Quick Search:

uzh logo
Browse by:

Zurich Open Repository and Archive

Maintenance: Tuesday, July the 26th 2016, 07:00-10:00

ZORA's new graphical user interface will be relaunched (For further infos watch out slideshow ZORA: Neues Look & Feel). There will be short interrupts on ZORA Service between 07:00am and 10:00 am. Please be patient.

Permanent URL to this publication: http://dx.doi.org/10.5167/uzh-43663

Mutschler, J; Grosshans, M; Koopmann, A; Hermann, D; Diehl, A; Mann, K; Kiefer, F (2010). Supervised disulfiram in relapse prevention in alcohol-dependent patients suffering from comorbid borderline personality disorder - a case series. Alcohol and Alcoholism, 45(2):146-150.

[img] PDF (Verlags-PDF) - Registered users only
View at publisher


AIMS: Disulfiram is widely used to prevent alcoholic relapse. However, due to the intended adverse reaction with ethanol, some believe that its use is dangerous for patients with personality disorders or psychiatric comorbidities because of their increased risk of impulsivity or suicidal behaviour. We examined the safety and efficacy in relapse prevention of a series of alcoholics with borderline personality disorder (BPD).

METHODS: Case history study of patients diagnosed with BPD, prescribed disulfiram in a dose of 1.5-2.5 g/week, supervised by a physician in up to three brief contacts per week.

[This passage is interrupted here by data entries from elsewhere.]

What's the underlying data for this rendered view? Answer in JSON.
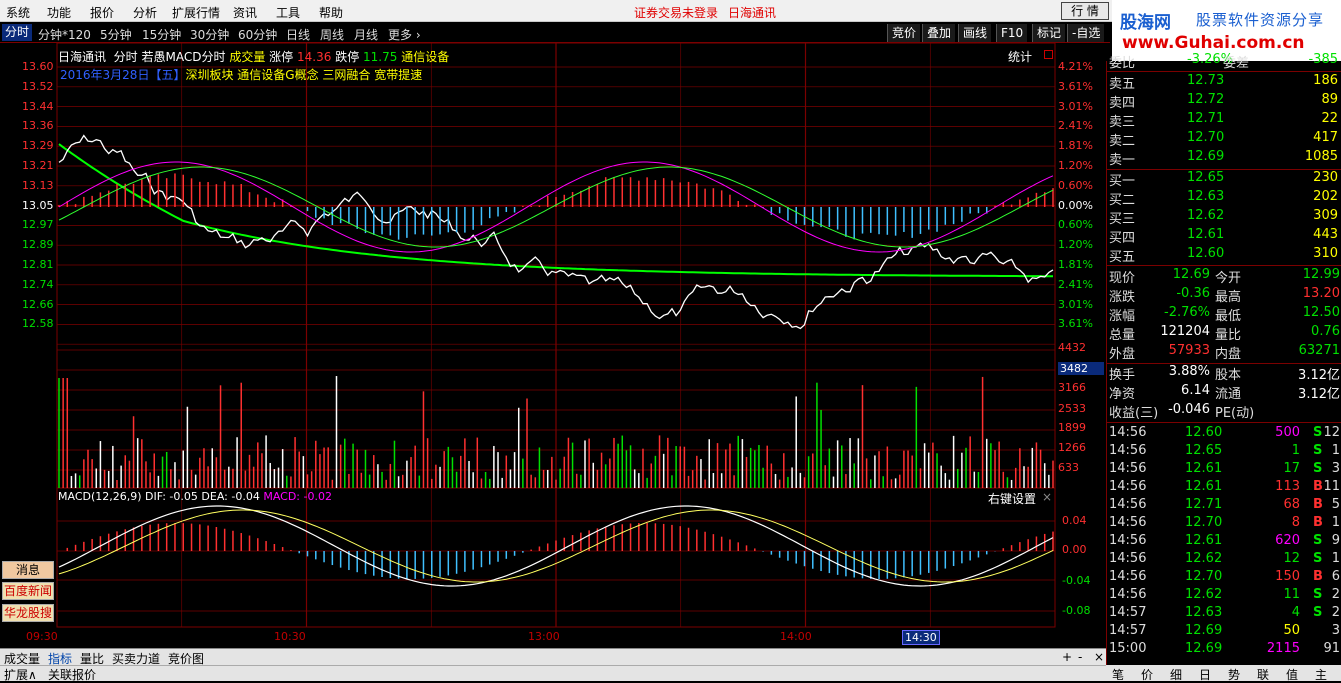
{
  "menu": {
    "items": [
      "系统",
      "功能",
      "报价",
      "分析",
      "扩展行情",
      "资讯",
      "工具",
      "帮助"
    ],
    "status_text": "证券交易未登录",
    "stock_name": "日海通讯",
    "quote_button": "行 情"
  },
  "logo": {
    "name": "股海网",
    "tagline": "股票软件资源分享",
    "url": "www.Guhai.com.cn"
  },
  "period_tabs": [
    "分时",
    "分钟*120",
    "5分钟",
    "15分钟",
    "30分钟",
    "60分钟",
    "日线",
    "周线",
    "月线",
    "更多 ›"
  ],
  "right_buttons": [
    "竞价",
    "叠加",
    "画线",
    "F10",
    "标记",
    "-自选"
  ],
  "chart_header": {
    "stock": "日海通讯",
    "mode": "分时",
    "indicator": "若愚MACD分时",
    "volume_label": "成交量",
    "limit_up_label": "涨停",
    "limit_up": "14.36",
    "limit_down_label": "跌停",
    "limit_down": "11.75",
    "sector": "通信设备",
    "stats": "统计"
  },
  "concept_line": {
    "date": "2016年3月28日",
    "weekday": "【五】",
    "tags": "深圳板块 通信设备G概念 三网融合 宽带提速"
  },
  "macd_header": {
    "title": "MACD(12,26,9)",
    "dif": "DIF: -0.05",
    "dea": "DEA: -0.04",
    "macd": "MACD: -0.02",
    "settings": "右键设置"
  },
  "price_axis": [
    "13.60",
    "13.52",
    "13.44",
    "13.36",
    "13.29",
    "13.21",
    "13.13",
    "13.05",
    "12.97",
    "12.89",
    "12.81",
    "12.74",
    "12.66",
    "12.58"
  ],
  "pct_axis": [
    "4.21%",
    "3.61%",
    "3.01%",
    "2.41%",
    "1.81%",
    "1.20%",
    "0.60%",
    "0.00%",
    "0.60%",
    "1.20%",
    "1.81%",
    "2.41%",
    "3.01%",
    "3.61%"
  ],
  "volume_axis": [
    "4432",
    "3482",
    "3166",
    "2533",
    "1899",
    "1266",
    "633"
  ],
  "macd_axis": [
    "0.04",
    "0.00",
    "-0.04",
    "-0.08"
  ],
  "time_axis": [
    "09:30",
    "10:30",
    "13:00",
    "14:00",
    "14:30"
  ],
  "side_buttons": [
    "消息",
    "百度新闻",
    "华龙股搜"
  ],
  "bottom_tabs": [
    "成交量",
    "指标",
    "量比",
    "买卖力道",
    "竞价图"
  ],
  "bottom_tabs2": [
    "扩展∧",
    "关联报价"
  ],
  "bottom_controls": [
    "+",
    "-",
    "×"
  ],
  "quote": {
    "weibi_label": "委比",
    "weibi": "-3.26%",
    "weicha_label": "委差",
    "weicha": "-385",
    "sells": [
      {
        "label": "卖五",
        "price": "12.73",
        "vol": "186"
      },
      {
        "label": "卖四",
        "price": "12.72",
        "vol": "89"
      },
      {
        "label": "卖三",
        "price": "12.71",
        "vol": "22"
      },
      {
        "label": "卖二",
        "price": "12.70",
        "vol": "417"
      },
      {
        "label": "卖一",
        "price": "12.69",
        "vol": "1085"
      }
    ],
    "buys": [
      {
        "label": "买一",
        "price": "12.65",
        "vol": "230"
      },
      {
        "label": "买二",
        "price": "12.63",
        "vol": "202"
      },
      {
        "label": "买三",
        "price": "12.62",
        "vol": "309"
      },
      {
        "label": "买四",
        "price": "12.61",
        "vol": "443"
      },
      {
        "label": "买五",
        "price": "12.60",
        "vol": "310"
      }
    ],
    "stats": [
      {
        "l1": "现价",
        "v1": "12.69",
        "l2": "今开",
        "v2": "12.99",
        "c1": "grn",
        "c2": "grn"
      },
      {
        "l1": "涨跌",
        "v1": "-0.36",
        "l2": "最高",
        "v2": "13.20",
        "c1": "grn",
        "c2": "red"
      },
      {
        "l1": "涨幅",
        "v1": "-2.76%",
        "l2": "最低",
        "v2": "12.50",
        "c1": "grn",
        "c2": "grn"
      },
      {
        "l1": "总量",
        "v1": "121204",
        "l2": "量比",
        "v2": "0.76",
        "c1": "wht",
        "c2": "grn"
      },
      {
        "l1": "外盘",
        "v1": "57933",
        "l2": "内盘",
        "v2": "63271",
        "c1": "red",
        "c2": "grn"
      }
    ],
    "stats2": [
      {
        "l1": "换手",
        "v1": "3.88%",
        "l2": "股本",
        "v2": "3.12亿"
      },
      {
        "l1": "净资",
        "v1": "6.14",
        "l2": "流通",
        "v2": "3.12亿"
      },
      {
        "l1": "收益(三)",
        "v1": "-0.046",
        "l2": "PE(动)",
        "v2": ""
      }
    ],
    "ticks": [
      {
        "t": "14:56",
        "p": "12.60",
        "v": "500",
        "bs": "S",
        "n": "12"
      },
      {
        "t": "14:56",
        "p": "12.65",
        "v": "1",
        "bs": "S",
        "n": "1"
      },
      {
        "t": "14:56",
        "p": "12.61",
        "v": "17",
        "bs": "S",
        "n": "3"
      },
      {
        "t": "14:56",
        "p": "12.61",
        "v": "113",
        "bs": "B",
        "n": "11"
      },
      {
        "t": "14:56",
        "p": "12.71",
        "v": "68",
        "bs": "B",
        "n": "5"
      },
      {
        "t": "14:56",
        "p": "12.70",
        "v": "8",
        "bs": "B",
        "n": "1"
      },
      {
        "t": "14:56",
        "p": "12.61",
        "v": "620",
        "bs": "S",
        "n": "9"
      },
      {
        "t": "14:56",
        "p": "12.62",
        "v": "12",
        "bs": "S",
        "n": "1"
      },
      {
        "t": "14:56",
        "p": "12.70",
        "v": "150",
        "bs": "B",
        "n": "6"
      },
      {
        "t": "14:56",
        "p": "12.62",
        "v": "11",
        "bs": "S",
        "n": "2"
      },
      {
        "t": "14:57",
        "p": "12.63",
        "v": "4",
        "bs": "S",
        "n": "2"
      },
      {
        "t": "14:57",
        "p": "12.69",
        "v": "50",
        "bs": "",
        "n": "3"
      },
      {
        "t": "15:00",
        "p": "12.69",
        "v": "2115",
        "bs": "",
        "n": "91"
      }
    ],
    "bottom_tabs": [
      "笔",
      "价",
      "细",
      "日",
      "势",
      "联",
      "值",
      "主"
    ]
  },
  "colors": {
    "up": "#ff3030",
    "down": "#00e000",
    "grid": "#7b0000",
    "price_line": "#ffffff",
    "avg_line": "#00ff00",
    "axis_text": "#c00000"
  }
}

RESULTS: Two out of eight patients remained completely abstinent during the supervised disulfiram therapy over a mean period of 9.25 months. Adherence to treatment was 18.44 +/- 21.78 months. The first relapse occurred after 1.38 +/- 1.41 months. The cumulated time of abstinence was 16.88 +/- 20.48 months. The overall tolerability was considered to be high; dizziness and fatigue appeared in all patients at the beginning of the therapy but did not persist. No serious adverse events or ethanol-disulfiram interactions were observed. No suicidal behaviour was reported.

CONCLUSIONS: Although case observations should be interpreted with caution, supervised disulfiram seems to deserve further investigation in patients with comorbid BPD, for whom it appears to help prevent alcoholic relapse.


6 citations in Web of Science®
9 citations in Scopus®
Google Scholar™



1 download since deposited on 31 Jan 2011
0 downloads since 12 months

Detailed statistics

Additional indexing

Item Type:Journal Article, refereed, original work
Communities & Collections:04 Faculty of Medicine > Psychiatric University Hospital Zurich > Clinic for Clinical and Social Psychiatry Zurich West (former)
Dewey Decimal Classification:610 Medicine & health
Deposited On:31 Jan 2011 14:42
Last Modified:05 Apr 2016 14:40
Publisher:Oxford University Press
Free access at:Publisher DOI. An embargo period may apply.
Publisher DOI:10.1093/alcalc/agq001
PubMed ID:20107104

Users (please log in): suggest update or correction for this item

Repository Staff Only: item control page